PM Boris Johnson swore he would rather be “dead in a ditch” than extend the Brexit deadline from 31st October 2019. Nonetheless, with a minority government, his attempt at a hasty exit was thwarted.

After all the talk of a new deal, his Brexit deal is relatively similar to May’s. One key difference is that the backstop has been replaced with a ‘front stop’, effectively creating a border in the Irish Sea, with goods being checked at ‘points of entry’ into Northern Ireland. Taxes will only be paid on goods being moved from Britain to Northern Ireland if they are considered ‘at risk’ of being moved into the EU afterwards.

After 46 years in the EU, we are leaving.  Whether you see Brexit as a black cloud of doom or see leaving the EU as beneficial, there is a single certainty: things will change. EU law will no longer apply throughout the transition period, though we will remain in the customs union and single market. The government will pass a body of new laws to replace freedom of movement and EU legislation on environment, agriculture and trade. If a trade agreement hasn’t been reached by 31st December and Johnson has not requested an extension, the UK will then trade according to World Trade Organisation terms.

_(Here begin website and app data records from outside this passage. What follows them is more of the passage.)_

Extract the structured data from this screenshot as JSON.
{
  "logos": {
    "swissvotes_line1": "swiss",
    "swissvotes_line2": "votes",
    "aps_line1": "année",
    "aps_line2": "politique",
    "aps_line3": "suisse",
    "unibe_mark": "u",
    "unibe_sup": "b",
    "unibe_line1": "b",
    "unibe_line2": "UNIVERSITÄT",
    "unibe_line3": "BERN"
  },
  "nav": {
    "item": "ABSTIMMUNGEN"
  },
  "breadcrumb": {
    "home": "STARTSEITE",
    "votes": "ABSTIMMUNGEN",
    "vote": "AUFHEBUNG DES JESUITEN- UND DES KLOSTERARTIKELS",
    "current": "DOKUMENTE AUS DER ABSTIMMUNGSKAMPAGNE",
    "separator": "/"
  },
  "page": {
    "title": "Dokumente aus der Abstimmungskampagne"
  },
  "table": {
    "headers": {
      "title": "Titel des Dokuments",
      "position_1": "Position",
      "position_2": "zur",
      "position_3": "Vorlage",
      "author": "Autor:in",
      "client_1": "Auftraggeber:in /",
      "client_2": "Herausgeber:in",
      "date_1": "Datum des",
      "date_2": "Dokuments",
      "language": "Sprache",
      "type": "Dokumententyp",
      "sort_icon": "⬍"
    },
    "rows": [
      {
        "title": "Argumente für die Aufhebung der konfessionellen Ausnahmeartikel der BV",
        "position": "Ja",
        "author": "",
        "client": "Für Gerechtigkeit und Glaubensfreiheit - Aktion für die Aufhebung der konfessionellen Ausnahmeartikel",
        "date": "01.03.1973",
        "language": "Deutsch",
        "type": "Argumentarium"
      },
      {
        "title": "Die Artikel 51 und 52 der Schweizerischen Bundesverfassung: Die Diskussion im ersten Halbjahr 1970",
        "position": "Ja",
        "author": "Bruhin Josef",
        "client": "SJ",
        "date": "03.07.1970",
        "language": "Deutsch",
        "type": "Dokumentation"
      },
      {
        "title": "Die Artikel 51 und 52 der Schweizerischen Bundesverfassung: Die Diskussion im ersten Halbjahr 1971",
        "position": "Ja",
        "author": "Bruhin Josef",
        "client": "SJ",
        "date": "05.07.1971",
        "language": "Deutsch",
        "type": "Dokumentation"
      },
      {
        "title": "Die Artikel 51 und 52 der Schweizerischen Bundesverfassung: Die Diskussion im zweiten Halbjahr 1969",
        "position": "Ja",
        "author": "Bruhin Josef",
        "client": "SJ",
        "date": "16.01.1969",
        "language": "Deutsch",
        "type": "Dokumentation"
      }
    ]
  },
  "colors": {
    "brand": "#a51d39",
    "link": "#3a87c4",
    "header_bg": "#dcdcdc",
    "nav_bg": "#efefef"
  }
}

The immediate change after Brexit may not be overly stark for the average person – turbulence in the value of the pound, a slightly different selection of food in the supermarket, slower border control – but for better or for worse, our relationship with the rest of the world will be reconfigured, and the next 11 months will determine just how.

Image: Matt Dunham / AP